***** Extracted information *****
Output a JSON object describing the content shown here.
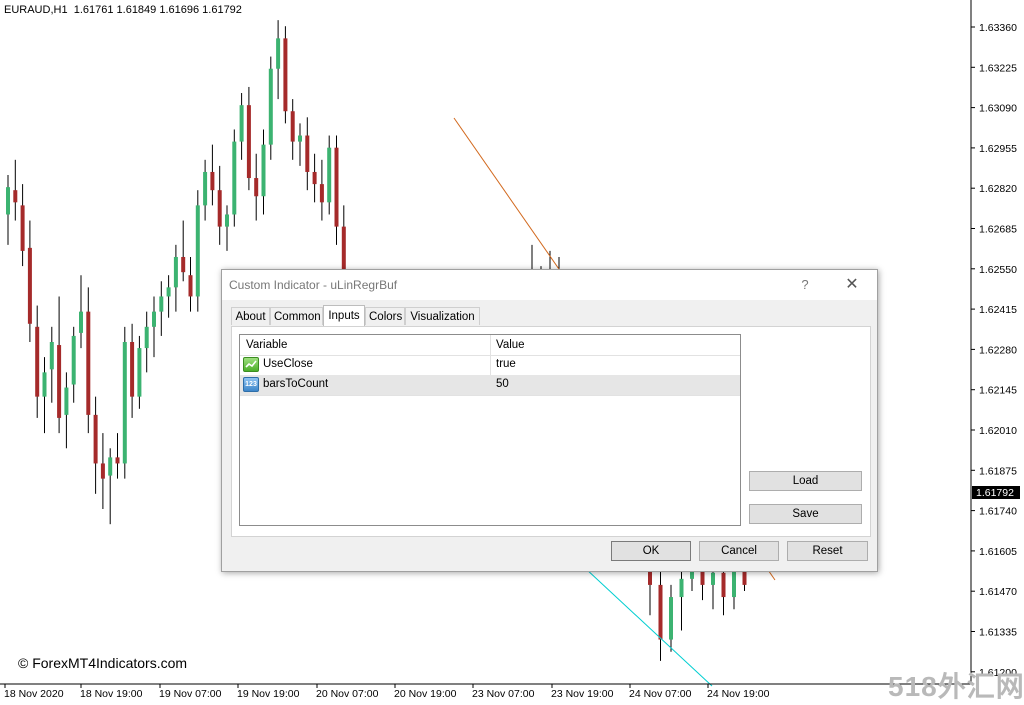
{
  "chart": {
    "symbol": "EURAUD,H1",
    "ohlc": "1.61761 1.61849 1.61696 1.61792",
    "current_price": "1.61792",
    "price_levels": [
      "1.63360",
      "1.63225",
      "1.63090",
      "1.62955",
      "1.62820",
      "1.62685",
      "1.62550",
      "1.62415",
      "1.62280",
      "1.62145",
      "1.62010",
      "1.61875",
      "1.61740",
      "1.61605",
      "1.61470",
      "1.61335",
      "1.61200"
    ],
    "time_labels": [
      "18 Nov 2020",
      "18 Nov 19:00",
      "19 Nov 07:00",
      "19 Nov 19:00",
      "20 Nov 07:00",
      "20 Nov 19:00",
      "23 Nov 07:00",
      "23 Nov 19:00",
      "24 Nov 07:00",
      "24 Nov 19:00"
    ],
    "bull_color": "#3cb371",
    "bear_color": "#a52a2a",
    "candles": [
      [
        1.6272,
        1.6285,
        1.6262,
        1.6281
      ],
      [
        1.628,
        1.629,
        1.627,
        1.6276
      ],
      [
        1.6275,
        1.6282,
        1.6255,
        1.626
      ],
      [
        1.6261,
        1.627,
        1.623,
        1.6236
      ],
      [
        1.6235,
        1.6242,
        1.6205,
        1.6212
      ],
      [
        1.6212,
        1.6225,
        1.62,
        1.622
      ],
      [
        1.6221,
        1.6235,
        1.621,
        1.623
      ],
      [
        1.6229,
        1.6245,
        1.62,
        1.6205
      ],
      [
        1.6206,
        1.622,
        1.6195,
        1.6215
      ],
      [
        1.6216,
        1.6235,
        1.621,
        1.6232
      ],
      [
        1.6233,
        1.6252,
        1.6228,
        1.624
      ],
      [
        1.624,
        1.6248,
        1.62,
        1.6206
      ],
      [
        1.6206,
        1.6212,
        1.618,
        1.619
      ],
      [
        1.619,
        1.62,
        1.6175,
        1.6185
      ],
      [
        1.6186,
        1.6195,
        1.617,
        1.6192
      ],
      [
        1.6192,
        1.62,
        1.6185,
        1.619
      ],
      [
        1.619,
        1.6235,
        1.6185,
        1.623
      ],
      [
        1.623,
        1.6236,
        1.6205,
        1.6212
      ],
      [
        1.6212,
        1.6232,
        1.6208,
        1.6228
      ],
      [
        1.6228,
        1.624,
        1.622,
        1.6235
      ],
      [
        1.6235,
        1.6245,
        1.6225,
        1.624
      ],
      [
        1.624,
        1.625,
        1.6232,
        1.6245
      ],
      [
        1.6245,
        1.6252,
        1.6238,
        1.6248
      ],
      [
        1.6248,
        1.6262,
        1.624,
        1.6258
      ],
      [
        1.6258,
        1.627,
        1.625,
        1.6253
      ],
      [
        1.6252,
        1.6258,
        1.624,
        1.6245
      ],
      [
        1.6245,
        1.628,
        1.624,
        1.6275
      ],
      [
        1.6275,
        1.629,
        1.627,
        1.6286
      ],
      [
        1.6286,
        1.6295,
        1.6275,
        1.628
      ],
      [
        1.628,
        1.6288,
        1.6262,
        1.6268
      ],
      [
        1.6268,
        1.6275,
        1.626,
        1.6272
      ],
      [
        1.6272,
        1.63,
        1.6268,
        1.6296
      ],
      [
        1.6296,
        1.6312,
        1.629,
        1.6308
      ],
      [
        1.6308,
        1.6314,
        1.628,
        1.6284
      ],
      [
        1.6284,
        1.6292,
        1.627,
        1.6278
      ],
      [
        1.6278,
        1.63,
        1.6272,
        1.6295
      ],
      [
        1.6295,
        1.6324,
        1.629,
        1.632
      ],
      [
        1.632,
        1.6336,
        1.631,
        1.633
      ],
      [
        1.633,
        1.6334,
        1.6302,
        1.6306
      ],
      [
        1.6306,
        1.631,
        1.629,
        1.6296
      ],
      [
        1.6296,
        1.6302,
        1.6288,
        1.6298
      ],
      [
        1.6298,
        1.6304,
        1.628,
        1.6286
      ],
      [
        1.6286,
        1.6292,
        1.6276,
        1.6282
      ],
      [
        1.6282,
        1.629,
        1.627,
        1.6276
      ],
      [
        1.6276,
        1.6298,
        1.6272,
        1.6294
      ],
      [
        1.6294,
        1.6298,
        1.6262,
        1.6268
      ],
      [
        1.6268,
        1.6275,
        1.6242,
        1.6248
      ]
    ],
    "candles_right": [
      [
        1.616,
        1.6172,
        1.614,
        1.615
      ],
      [
        1.615,
        1.616,
        1.6125,
        1.6132
      ],
      [
        1.6132,
        1.615,
        1.6128,
        1.6146
      ],
      [
        1.6146,
        1.6158,
        1.6135,
        1.6152
      ],
      [
        1.6152,
        1.616,
        1.6148,
        1.6155
      ],
      [
        1.6155,
        1.616,
        1.6145,
        1.615
      ],
      [
        1.615,
        1.6158,
        1.6142,
        1.6154
      ],
      [
        1.6154,
        1.6158,
        1.614,
        1.6146
      ],
      [
        1.6146,
        1.616,
        1.6142,
        1.6155
      ],
      [
        1.6155,
        1.6162,
        1.6148,
        1.615
      ]
    ],
    "candles_top": [
      [
        1.625,
        1.6262,
        1.624,
        1.6248
      ],
      [
        1.6248,
        1.6255,
        1.6235,
        1.6252
      ],
      [
        1.6252,
        1.626,
        1.624,
        1.6245
      ],
      [
        1.6245,
        1.6258,
        1.6238,
        1.625
      ]
    ],
    "ylim": [
      1.612,
      1.634
    ]
  },
  "watermark": {
    "left": "© ForexMT4Indicators.com",
    "right": "518外汇网"
  },
  "dialog": {
    "title": "Custom Indicator - uLinRegrBuf",
    "help_label": "?",
    "close_label": "✕",
    "tabs": [
      "About",
      "Common",
      "Inputs",
      "Colors",
      "Visualization"
    ],
    "active_tab": "Inputs",
    "grid": {
      "col_variable": "Variable",
      "col_value": "Value",
      "rows": [
        {
          "icon": "boolean-icon",
          "variable": "UseClose",
          "value": "true"
        },
        {
          "icon": "integer-icon",
          "icon_text": "123",
          "variable": "barsToCount",
          "value": "50"
        }
      ]
    },
    "buttons": {
      "load": "Load",
      "save": "Save",
      "ok": "OK",
      "cancel": "Cancel",
      "reset": "Reset"
    }
  }
}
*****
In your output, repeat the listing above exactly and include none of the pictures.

Output a JSON object describing the content shown here.
{
  "chart": {
    "symbol": "EURAUD,H1",
    "ohlc": "1.61761 1.61849 1.61696 1.61792",
    "current_price": "1.61792",
    "price_levels": [
      "1.63360",
      "1.63225",
      "1.63090",
      "1.62955",
      "1.62820",
      "1.62685",
      "1.62550",
      "1.62415",
      "1.62280",
      "1.62145",
      "1.62010",
      "1.61875",
      "1.61740",
      "1.61605",
      "1.61470",
      "1.61335",
      "1.61200"
    ],
    "time_labels": [
      "18 Nov 2020",
      "18 Nov 19:00",
      "19 Nov 07:00",
      "19 Nov 19:00",
      "20 Nov 07:00",
      "20 Nov 19:00",
      "23 Nov 07:00",
      "23 Nov 19:00",
      "24 Nov 07:00",
      "24 Nov 19:00"
    ],
    "bull_color": "#3cb371",
    "bear_color": "#a52a2a",
    "candles": [
      [
        1.6272,
        1.6285,
        1.6262,
        1.6281
      ],
      [
        1.628,
        1.629,
        1.627,
        1.6276
      ],
      [
        1.6275,
        1.6282,
        1.6255,
        1.626
      ],
      [
        1.6261,
        1.627,
        1.623,
        1.6236
      ],
      [
        1.6235,
        1.6242,
        1.6205,
        1.6212
      ],
      [
        1.6212,
        1.6225,
        1.62,
        1.622
      ],
      [
        1.6221,
        1.6235,
        1.621,
        1.623
      ],
      [
        1.6229,
        1.6245,
        1.62,
        1.6205
      ],
      [
        1.6206,
        1.622,
        1.6195,
        1.6215
      ],
      [
        1.6216,
        1.6235,
        1.621,
        1.6232
      ],
      [
        1.6233,
        1.6252,
        1.6228,
        1.624
      ],
      [
        1.624,
        1.6248,
        1.62,
        1.6206
      ],
      [
        1.6206,
        1.6212,
        1.618,
        1.619
      ],
      [
        1.619,
        1.62,
        1.6175,
        1.6185
      ],
      [
        1.6186,
        1.6195,
        1.617,
        1.6192
      ],
      [
        1.6192,
        1.62,
        1.6185,
        1.619
      ],
      [
        1.619,
        1.6235,
        1.6185,
        1.623
      ],
      [
        1.623,
        1.6236,
        1.6205,
        1.6212
      ],
      [
        1.6212,
        1.6232,
        1.6208,
        1.6228
      ],
      [
        1.6228,
        1.624,
        1.622,
        1.6235
      ],
      [
        1.6235,
        1.6245,
        1.6225,
        1.624
      ],
      [
        1.624,
        1.625,
        1.6232,
        1.6245
      ],
      [
        1.6245,
        1.6252,
        1.6238,
        1.6248
      ],
      [
        1.6248,
        1.6262,
        1.624,
        1.6258
      ],
      [
        1.6258,
        1.627,
        1.625,
        1.6253
      ],
      [
        1.6252,
        1.6258,
        1.624,
        1.6245
      ],
      [
        1.6245,
        1.628,
        1.624,
        1.6275
      ],
      [
        1.6275,
        1.629,
        1.627,
        1.6286
      ],
      [
        1.6286,
        1.6295,
        1.6275,
        1.628
      ],
      [
        1.628,
        1.6288,
        1.6262,
        1.6268
      ],
      [
        1.6268,
        1.6275,
        1.626,
        1.6272
      ],
      [
        1.6272,
        1.63,
        1.6268,
        1.6296
      ],
      [
        1.6296,
        1.6312,
        1.629,
        1.6308
      ],
      [
        1.6308,
        1.6314,
        1.628,
        1.6284
      ],
      [
        1.6284,
        1.6292,
        1.627,
        1.6278
      ],
      [
        1.6278,
        1.63,
        1.6272,
        1.6295
      ],
      [
        1.6295,
        1.6324,
        1.629,
        1.632
      ],
      [
        1.632,
        1.6336,
        1.631,
        1.633
      ],
      [
        1.633,
        1.6334,
        1.6302,
        1.6306
      ],
      [
        1.6306,
        1.631,
        1.629,
        1.6296
      ],
      [
        1.6296,
        1.6302,
        1.6288,
        1.6298
      ],
      [
        1.6298,
        1.6304,
        1.628,
        1.6286
      ],
      [
        1.6286,
        1.6292,
        1.6276,
        1.6282
      ],
      [
        1.6282,
        1.629,
        1.627,
        1.6276
      ],
      [
        1.6276,
        1.6298,
        1.6272,
        1.6294
      ],
      [
        1.6294,
        1.6298,
        1.6262,
        1.6268
      ],
      [
        1.6268,
        1.6275,
        1.6242,
        1.6248
      ]
    ],
    "candles_right": [
      [
        1.616,
        1.6172,
        1.614,
        1.615
      ],
      [
        1.615,
        1.616,
        1.6125,
        1.6132
      ],
      [
        1.6132,
        1.615,
        1.6128,
        1.6146
      ],
      [
        1.6146,
        1.6158,
        1.6135,
        1.6152
      ],
      [
        1.6152,
        1.616,
        1.6148,
        1.6155
      ],
      [
        1.6155,
        1.616,
        1.6145,
        1.615
      ],
      [
        1.615,
        1.6158,
        1.6142,
        1.6154
      ],
      [
        1.6154,
        1.6158,
        1.614,
        1.6146
      ],
      [
        1.6146,
        1.616,
        1.6142,
        1.6155
      ],
      [
        1.6155,
        1.6162,
        1.6148,
        1.615
      ]
    ],
    "candles_top": [
      [
        1.625,
        1.6262,
        1.624,
        1.6248
      ],
      [
        1.6248,
        1.6255,
        1.6235,
        1.6252
      ],
      [
        1.6252,
        1.626,
        1.624,
        1.6245
      ],
      [
        1.6245,
        1.6258,
        1.6238,
        1.625
      ]
    ],
    "ylim": [
      1.612,
      1.634
    ]
  },
  "watermark": {
    "left": "© ForexMT4Indicators.com",
    "right": "518外汇网"
  },
  "dialog": {
    "title": "Custom Indicator - uLinRegrBuf",
    "help_label": "?",
    "close_label": "✕",
    "tabs": [
      "About",
      "Common",
      "Inputs",
      "Colors",
      "Visualization"
    ],
    "active_tab": "Inputs",
    "grid": {
      "col_variable": "Variable",
      "col_value": "Value",
      "rows": [
        {
          "icon": "boolean-icon",
          "variable": "UseClose",
          "value": "true"
        },
        {
          "icon": "integer-icon",
          "icon_text": "123",
          "variable": "barsToCount",
          "value": "50"
        }
      ]
    },
    "buttons": {
      "load": "Load",
      "save": "Save",
      "ok": "OK",
      "cancel": "Cancel",
      "reset": "Reset"
    }
  }
}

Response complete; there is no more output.